Jason is also involved in several blogs devoted to religious and church-state questions. He is a columnist for the blog for Spectrum Magazine and is an associate editor for ReligiousLiberty.TV. He also maintains his own blog, HineSight, where he talks about religion, church-state issues, politics, and the occasional post pertaining to his beloved Philadelphia Eagles. Jason and his wife Lilly (who is also an attorney) reside in Waco.
Lauren Lea Tapley
Lauren Lea Tapley is a Ph.D. candidate in Religion, Politics, and Society in the J.M. Dawson Institute of Church-State Studies at Baylor University. Her dissertation "Human Rights and Religious Dissidents in the Brezhnev Era: the Effect of the Human Rights Movement on the Activism of Religious Dissidents" explores the impact that the growing human rights movement in the Soviet Union during the Brezhnev era had on the level of activism by religious dissidents, particularly Orthodox and Baptist dissenters in Russia.

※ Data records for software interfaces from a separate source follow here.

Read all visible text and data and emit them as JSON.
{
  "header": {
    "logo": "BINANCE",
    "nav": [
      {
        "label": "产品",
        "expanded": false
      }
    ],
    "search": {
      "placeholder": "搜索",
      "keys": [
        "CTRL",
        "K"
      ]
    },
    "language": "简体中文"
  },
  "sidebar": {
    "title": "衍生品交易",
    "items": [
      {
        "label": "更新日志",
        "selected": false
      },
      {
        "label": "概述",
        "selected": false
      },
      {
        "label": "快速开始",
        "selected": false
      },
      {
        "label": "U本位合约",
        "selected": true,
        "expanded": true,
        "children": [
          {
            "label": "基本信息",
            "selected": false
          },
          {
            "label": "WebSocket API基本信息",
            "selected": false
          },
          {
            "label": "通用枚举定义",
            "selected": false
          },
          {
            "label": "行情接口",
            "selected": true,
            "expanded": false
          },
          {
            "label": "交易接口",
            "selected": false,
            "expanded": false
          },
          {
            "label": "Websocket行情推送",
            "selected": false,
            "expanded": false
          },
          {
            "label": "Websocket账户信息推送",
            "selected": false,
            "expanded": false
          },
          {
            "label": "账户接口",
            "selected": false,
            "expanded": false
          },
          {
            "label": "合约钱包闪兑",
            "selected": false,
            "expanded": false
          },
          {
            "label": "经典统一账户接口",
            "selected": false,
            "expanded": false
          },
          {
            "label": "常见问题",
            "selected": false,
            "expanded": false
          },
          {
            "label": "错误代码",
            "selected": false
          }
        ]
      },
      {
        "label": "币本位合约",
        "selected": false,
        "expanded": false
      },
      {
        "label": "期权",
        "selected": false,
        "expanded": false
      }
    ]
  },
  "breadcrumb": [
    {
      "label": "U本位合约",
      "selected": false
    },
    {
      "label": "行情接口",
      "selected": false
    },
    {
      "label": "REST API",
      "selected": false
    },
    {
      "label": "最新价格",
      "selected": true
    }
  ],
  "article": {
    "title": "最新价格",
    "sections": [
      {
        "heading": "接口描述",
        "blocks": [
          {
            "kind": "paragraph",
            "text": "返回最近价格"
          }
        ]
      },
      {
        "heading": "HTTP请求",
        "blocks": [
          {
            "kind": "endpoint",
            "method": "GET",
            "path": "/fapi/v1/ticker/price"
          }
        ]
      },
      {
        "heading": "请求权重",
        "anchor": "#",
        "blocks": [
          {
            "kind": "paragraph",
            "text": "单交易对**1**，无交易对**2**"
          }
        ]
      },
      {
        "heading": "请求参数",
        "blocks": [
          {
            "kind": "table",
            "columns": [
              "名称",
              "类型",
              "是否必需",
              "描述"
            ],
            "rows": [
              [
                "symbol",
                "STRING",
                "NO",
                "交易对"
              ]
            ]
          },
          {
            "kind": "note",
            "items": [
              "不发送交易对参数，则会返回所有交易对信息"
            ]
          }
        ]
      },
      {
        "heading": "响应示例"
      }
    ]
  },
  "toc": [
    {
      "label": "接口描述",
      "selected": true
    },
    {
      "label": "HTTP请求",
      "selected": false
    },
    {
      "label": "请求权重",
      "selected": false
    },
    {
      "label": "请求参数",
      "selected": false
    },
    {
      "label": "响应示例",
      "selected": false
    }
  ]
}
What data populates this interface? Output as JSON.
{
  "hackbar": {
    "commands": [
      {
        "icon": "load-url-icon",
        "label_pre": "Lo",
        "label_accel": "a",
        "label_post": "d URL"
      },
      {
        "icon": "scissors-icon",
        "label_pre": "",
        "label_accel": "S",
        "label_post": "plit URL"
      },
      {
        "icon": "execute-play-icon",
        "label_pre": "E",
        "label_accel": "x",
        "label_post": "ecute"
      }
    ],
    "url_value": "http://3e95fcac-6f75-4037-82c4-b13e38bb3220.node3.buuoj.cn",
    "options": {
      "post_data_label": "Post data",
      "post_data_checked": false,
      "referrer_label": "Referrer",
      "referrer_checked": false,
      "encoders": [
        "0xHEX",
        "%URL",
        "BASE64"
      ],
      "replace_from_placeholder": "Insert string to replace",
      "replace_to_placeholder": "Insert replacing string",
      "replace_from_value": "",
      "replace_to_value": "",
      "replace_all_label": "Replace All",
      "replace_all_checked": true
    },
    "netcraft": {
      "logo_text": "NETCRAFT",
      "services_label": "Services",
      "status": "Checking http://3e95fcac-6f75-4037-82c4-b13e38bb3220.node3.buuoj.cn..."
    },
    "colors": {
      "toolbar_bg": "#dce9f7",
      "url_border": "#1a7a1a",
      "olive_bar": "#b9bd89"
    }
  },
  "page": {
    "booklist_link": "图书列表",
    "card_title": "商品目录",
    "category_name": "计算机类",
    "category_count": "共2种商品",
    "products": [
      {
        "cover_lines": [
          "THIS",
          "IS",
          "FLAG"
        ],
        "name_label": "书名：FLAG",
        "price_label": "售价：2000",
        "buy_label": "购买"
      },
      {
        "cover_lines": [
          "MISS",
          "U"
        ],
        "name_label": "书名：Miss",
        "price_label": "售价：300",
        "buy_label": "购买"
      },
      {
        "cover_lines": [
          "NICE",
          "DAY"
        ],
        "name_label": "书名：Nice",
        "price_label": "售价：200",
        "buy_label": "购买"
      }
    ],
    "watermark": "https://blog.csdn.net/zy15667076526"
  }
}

Lauren holds a B.A. and M.A. in History from Baylor University with a minor in Russian and concentrations in European intellectual history and Russian history. Her research interests include Modern European intellectual history, particularly early communist writers, Russian literature and philosophy, particularly in reference to the early Soviet period, the Cold War, human rights in Eastern Europe and Russia, and religious life during and after communism in Russia. Lauren's hope is to teach courses in Russian history, European intellectual history, and Christianity in Europe.